Here we a decisive example of just how effective sound and editing can be.
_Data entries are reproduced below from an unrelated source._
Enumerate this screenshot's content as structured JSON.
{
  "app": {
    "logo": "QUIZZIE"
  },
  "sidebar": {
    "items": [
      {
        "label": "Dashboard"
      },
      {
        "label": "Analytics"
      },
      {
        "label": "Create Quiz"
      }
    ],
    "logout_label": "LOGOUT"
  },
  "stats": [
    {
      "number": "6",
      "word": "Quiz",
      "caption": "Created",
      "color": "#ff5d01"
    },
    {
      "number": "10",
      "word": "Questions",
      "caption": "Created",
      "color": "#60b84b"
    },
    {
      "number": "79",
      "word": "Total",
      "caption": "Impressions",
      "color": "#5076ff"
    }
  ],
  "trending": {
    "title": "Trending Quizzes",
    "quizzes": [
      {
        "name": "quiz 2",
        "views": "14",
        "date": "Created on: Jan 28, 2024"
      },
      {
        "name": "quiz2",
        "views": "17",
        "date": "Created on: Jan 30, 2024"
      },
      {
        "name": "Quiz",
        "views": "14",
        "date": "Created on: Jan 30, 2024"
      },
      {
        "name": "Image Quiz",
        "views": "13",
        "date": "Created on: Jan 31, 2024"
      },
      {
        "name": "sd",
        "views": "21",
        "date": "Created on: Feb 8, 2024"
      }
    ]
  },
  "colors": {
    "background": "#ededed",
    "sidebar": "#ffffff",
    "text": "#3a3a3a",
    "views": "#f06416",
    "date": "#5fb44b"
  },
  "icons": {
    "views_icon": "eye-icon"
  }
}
In the sequence concerning the arrest and subsequent integrations we are clearly shown to perceive the 'bad guys' as good and the police as bad. Although highlighted by comedy throughout, it's here where the soundtrack plays a considerable role. Starting at the beginning of the arrest scenes and cuts, we see each arrest highlighted by a large 'boom' which in turn causes a sense of doubt amongst the audience. During this time the soundtrack is played throughout and special attention is given to the character of Keaton. His arrest is given the longest segment and has his own diagetic soundtrack,